> [Directions for this task] I need each line of the entries below that includes the string "NTLM".

Excerpts from an interface dataset:
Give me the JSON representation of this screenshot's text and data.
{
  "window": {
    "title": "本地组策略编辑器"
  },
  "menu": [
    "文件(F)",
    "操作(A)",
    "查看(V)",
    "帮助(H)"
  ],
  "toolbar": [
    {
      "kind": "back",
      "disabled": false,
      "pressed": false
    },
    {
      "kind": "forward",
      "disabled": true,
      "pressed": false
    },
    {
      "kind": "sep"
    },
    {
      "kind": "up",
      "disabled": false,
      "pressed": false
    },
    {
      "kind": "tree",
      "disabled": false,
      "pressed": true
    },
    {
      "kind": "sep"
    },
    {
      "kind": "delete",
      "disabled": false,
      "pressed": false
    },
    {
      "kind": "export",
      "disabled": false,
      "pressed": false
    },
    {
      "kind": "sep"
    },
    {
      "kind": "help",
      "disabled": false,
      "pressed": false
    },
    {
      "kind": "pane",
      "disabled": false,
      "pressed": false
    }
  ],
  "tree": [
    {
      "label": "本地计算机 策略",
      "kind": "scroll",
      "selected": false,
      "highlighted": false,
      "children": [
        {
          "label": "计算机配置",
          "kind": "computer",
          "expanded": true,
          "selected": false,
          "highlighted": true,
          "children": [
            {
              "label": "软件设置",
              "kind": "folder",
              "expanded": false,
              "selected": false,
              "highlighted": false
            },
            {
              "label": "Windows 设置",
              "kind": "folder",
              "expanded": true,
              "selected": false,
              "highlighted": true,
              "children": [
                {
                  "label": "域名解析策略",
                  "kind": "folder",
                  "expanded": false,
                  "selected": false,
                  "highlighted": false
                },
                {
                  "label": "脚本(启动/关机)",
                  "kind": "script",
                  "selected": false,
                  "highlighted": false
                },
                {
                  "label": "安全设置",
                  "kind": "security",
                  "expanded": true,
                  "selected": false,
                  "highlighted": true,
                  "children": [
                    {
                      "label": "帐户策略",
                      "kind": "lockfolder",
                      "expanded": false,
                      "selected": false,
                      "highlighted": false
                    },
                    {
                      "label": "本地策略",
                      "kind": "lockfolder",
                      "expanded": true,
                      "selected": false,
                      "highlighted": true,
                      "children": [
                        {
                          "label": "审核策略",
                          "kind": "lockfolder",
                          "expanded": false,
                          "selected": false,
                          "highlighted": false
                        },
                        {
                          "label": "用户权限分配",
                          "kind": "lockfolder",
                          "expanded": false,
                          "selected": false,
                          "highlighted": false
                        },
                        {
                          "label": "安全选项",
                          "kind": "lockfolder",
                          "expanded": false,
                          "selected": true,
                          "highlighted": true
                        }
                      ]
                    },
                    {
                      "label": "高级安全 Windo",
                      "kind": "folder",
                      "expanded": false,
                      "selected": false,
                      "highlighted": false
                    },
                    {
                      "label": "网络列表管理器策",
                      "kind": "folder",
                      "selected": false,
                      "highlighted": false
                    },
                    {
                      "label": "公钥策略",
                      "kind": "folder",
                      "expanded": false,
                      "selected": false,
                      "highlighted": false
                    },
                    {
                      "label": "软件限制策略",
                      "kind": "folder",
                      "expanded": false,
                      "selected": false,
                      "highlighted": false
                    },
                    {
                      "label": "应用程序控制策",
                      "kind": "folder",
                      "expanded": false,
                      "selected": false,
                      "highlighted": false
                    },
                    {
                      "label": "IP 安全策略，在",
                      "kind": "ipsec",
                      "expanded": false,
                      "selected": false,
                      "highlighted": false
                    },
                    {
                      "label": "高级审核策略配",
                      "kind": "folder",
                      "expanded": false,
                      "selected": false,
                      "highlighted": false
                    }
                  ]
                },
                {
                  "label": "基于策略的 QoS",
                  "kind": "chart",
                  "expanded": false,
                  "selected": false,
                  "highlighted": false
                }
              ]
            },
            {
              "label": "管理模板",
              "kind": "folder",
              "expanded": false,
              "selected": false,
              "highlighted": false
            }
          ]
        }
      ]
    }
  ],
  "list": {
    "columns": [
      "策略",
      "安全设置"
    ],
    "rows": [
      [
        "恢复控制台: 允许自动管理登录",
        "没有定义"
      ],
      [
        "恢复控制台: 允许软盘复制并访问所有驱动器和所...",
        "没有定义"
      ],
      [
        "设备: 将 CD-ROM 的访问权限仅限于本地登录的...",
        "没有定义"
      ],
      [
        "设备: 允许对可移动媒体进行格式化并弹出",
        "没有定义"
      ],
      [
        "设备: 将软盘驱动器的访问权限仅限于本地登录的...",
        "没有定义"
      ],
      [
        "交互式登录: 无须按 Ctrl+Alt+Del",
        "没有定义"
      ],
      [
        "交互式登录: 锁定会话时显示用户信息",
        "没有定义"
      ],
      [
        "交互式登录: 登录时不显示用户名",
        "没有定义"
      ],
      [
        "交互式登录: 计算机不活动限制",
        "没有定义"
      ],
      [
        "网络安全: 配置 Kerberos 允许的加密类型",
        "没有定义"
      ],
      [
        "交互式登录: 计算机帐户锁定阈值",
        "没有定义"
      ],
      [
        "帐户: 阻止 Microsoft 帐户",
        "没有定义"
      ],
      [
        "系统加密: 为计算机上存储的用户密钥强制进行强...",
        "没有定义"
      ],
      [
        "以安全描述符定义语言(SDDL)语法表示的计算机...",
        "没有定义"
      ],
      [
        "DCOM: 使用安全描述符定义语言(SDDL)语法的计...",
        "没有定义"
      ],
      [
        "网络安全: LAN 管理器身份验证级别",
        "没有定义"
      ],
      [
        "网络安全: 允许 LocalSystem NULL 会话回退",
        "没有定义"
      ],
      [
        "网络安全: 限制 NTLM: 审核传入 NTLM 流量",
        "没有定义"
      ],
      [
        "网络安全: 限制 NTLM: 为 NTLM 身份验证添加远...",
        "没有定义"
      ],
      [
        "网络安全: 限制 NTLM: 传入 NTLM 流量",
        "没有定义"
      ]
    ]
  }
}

> [Response area]
        "网络安全: 限制 NTLM: 审核传入 NTLM 流量",
        "网络安全: 限制 NTLM: 为 NTLM 身份验证添加远...",
        "网络安全: 限制 NTLM: 传入 NTLM 流量",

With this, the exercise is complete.